(Entries from a dataset of interfaces)

---

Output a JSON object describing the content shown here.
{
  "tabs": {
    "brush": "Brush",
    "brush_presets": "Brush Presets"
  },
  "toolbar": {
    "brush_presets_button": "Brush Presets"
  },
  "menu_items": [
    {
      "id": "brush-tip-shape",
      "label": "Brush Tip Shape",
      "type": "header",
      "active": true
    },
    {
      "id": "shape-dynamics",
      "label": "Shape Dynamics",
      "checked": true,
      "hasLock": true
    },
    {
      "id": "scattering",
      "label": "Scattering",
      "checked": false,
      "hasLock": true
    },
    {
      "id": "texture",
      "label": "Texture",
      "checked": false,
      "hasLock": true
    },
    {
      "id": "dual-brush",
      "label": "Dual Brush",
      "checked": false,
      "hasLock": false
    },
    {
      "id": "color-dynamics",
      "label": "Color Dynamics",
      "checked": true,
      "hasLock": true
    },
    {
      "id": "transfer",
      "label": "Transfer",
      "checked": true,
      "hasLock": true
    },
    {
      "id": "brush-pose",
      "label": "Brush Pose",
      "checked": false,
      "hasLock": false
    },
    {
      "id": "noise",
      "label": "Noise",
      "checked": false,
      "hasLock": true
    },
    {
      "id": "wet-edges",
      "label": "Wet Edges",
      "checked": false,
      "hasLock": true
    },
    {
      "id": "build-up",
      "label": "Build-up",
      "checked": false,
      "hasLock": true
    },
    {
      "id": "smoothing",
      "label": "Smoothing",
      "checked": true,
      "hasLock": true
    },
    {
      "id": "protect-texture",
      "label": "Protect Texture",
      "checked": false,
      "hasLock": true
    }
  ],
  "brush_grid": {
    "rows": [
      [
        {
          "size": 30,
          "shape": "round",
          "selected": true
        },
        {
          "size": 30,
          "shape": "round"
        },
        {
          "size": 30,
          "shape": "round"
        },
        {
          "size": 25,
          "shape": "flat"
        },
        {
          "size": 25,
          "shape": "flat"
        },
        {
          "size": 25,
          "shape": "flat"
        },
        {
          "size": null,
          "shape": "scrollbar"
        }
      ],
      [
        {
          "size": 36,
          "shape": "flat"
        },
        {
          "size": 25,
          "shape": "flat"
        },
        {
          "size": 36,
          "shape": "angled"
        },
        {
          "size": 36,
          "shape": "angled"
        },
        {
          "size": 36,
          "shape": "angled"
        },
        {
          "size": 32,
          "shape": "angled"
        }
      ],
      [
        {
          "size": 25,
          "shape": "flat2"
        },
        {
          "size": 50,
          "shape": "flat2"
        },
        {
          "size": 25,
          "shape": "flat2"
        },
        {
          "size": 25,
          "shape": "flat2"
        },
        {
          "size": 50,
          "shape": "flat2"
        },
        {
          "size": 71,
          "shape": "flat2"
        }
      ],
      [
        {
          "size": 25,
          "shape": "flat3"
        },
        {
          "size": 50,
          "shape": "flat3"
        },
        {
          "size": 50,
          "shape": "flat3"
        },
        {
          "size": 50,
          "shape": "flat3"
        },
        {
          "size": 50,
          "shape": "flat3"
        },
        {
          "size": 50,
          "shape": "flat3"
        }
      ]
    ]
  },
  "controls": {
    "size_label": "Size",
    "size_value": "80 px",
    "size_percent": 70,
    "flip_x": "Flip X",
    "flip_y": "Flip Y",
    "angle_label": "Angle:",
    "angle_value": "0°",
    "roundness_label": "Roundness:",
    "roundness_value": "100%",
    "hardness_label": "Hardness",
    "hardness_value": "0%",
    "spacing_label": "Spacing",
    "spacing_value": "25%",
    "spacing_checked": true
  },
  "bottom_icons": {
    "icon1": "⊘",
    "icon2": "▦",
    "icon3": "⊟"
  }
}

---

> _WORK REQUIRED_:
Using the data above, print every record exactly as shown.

> _TASK RESPONSE_:
Output a JSON object describing the content shown here.
{
  "tabs": {
    "brush": "Brush",
    "brush_presets": "Brush Presets"
  },
  "toolbar": {
    "brush_presets_button": "Brush Presets"
  },
  "menu_items": [
    {
      "id": "brush-tip-shape",
      "label": "Brush Tip Shape",
      "type": "header",
      "active": true
    },
    {
      "id": "shape-dynamics",
      "label": "Shape Dynamics",
      "checked": true,
      "hasLock": true
    },
    {
      "id": "scattering",
      "label": "Scattering",
      "checked": false,
      "hasLock": true
    },
    {
      "id": "texture",
      "label": "Texture",
      "checked": false,
      "hasLock": true
    },
    {
      "id": "dual-brush",
      "label": "Dual Brush",
      "checked": false,
      "hasLock": false
    },
    {
      "id": "color-dynamics",
      "label": "Color Dynamics",
      "checked": true,
      "hasLock": true
    },
    {
      "id": "transfer",
      "label": "Transfer",
      "checked": true,
      "hasLock": true
    },
    {
      "id": "brush-pose",
      "label": "Brush Pose",
      "checked": false,
      "hasLock": false
    },
    {
      "id": "noise",
      "label": "Noise",
      "checked": false,
      "hasLock": true
    },
    {
      "id": "wet-edges",
      "label": "Wet Edges",
      "checked": false,
      "hasLock": true
    },
    {
      "id": "build-up",
      "label": "Build-up",
      "checked": false,
      "hasLock": true
    },
    {
      "id": "smoothing",
      "label": "Smoothing",
      "checked": true,
      "hasLock": true
    },
    {
      "id": "protect-texture",
      "label": "Protect Texture",
      "checked": false,
      "hasLock": true
    }
  ],
  "brush_grid": {
    "rows": [
      [
        {
          "size": 30,
          "shape": "round",
          "selected": true
        },
        {
          "size": 30,
          "shape": "round"
        },
        {
          "size": 30,
          "shape": "round"
        },
        {
          "size": 25,
          "shape": "flat"
        },
        {
          "size": 25,
          "shape": "flat"
        },
        {
          "size": 25,
          "shape": "flat"
        },
        {
          "size": null,
          "shape": "scrollbar"
        }
      ],
      [
        {
          "size": 36,
          "shape": "flat"
        },
        {
          "size": 25,
          "shape": "flat"
        },
        {
          "size": 36,
          "shape": "angled"
        },
        {
          "size": 36,
          "shape": "angled"
        },
        {
          "size": 36,
          "shape": "angled"
        },
        {
          "size": 32,
          "shape": "angled"
        }
      ],
      [
        {
          "size": 25,
          "shape": "flat2"
        },
        {
          "size": 50,
          "shape": "flat2"
        },
        {
          "size": 25,
          "shape": "flat2"
        },
        {
          "size": 25,
          "shape": "flat2"
        },
        {
          "size": 50,
          "shape": "flat2"
        },
        {
          "size": 71,
          "shape": "flat2"
        }
      ],
      [
        {
          "size": 25,
          "shape": "flat3"
        },
        {
          "size": 50,
          "shape": "flat3"
        },
        {
          "size": 50,
          "shape": "flat3"
        },
        {
          "size": 50,
          "shape": "flat3"
        },
        {
          "size": 50,
          "shape": "flat3"
        },
        {
          "size": 50,
          "shape": "flat3"
        }
      ]
    ]
  },
  "controls": {
    "size_label": "Size",
    "size_value": "80 px",
    "size_percent": 70,
    "flip_x": "Flip X",
    "flip_y": "Flip Y",
    "angle_label": "Angle:",
    "angle_value": "0°",
    "roundness_label": "Roundness:",
    "roundness_value": "100%",
    "hardness_label": "Hardness",
    "hardness_value": "0%",
    "spacing_label": "Spacing",
    "spacing_value": "25%",
    "spacing_checked": true
  },
  "bottom_icons": {
    "icon1": "⊘",
    "icon2": "▦",
    "icon3": "⊟"
  }
}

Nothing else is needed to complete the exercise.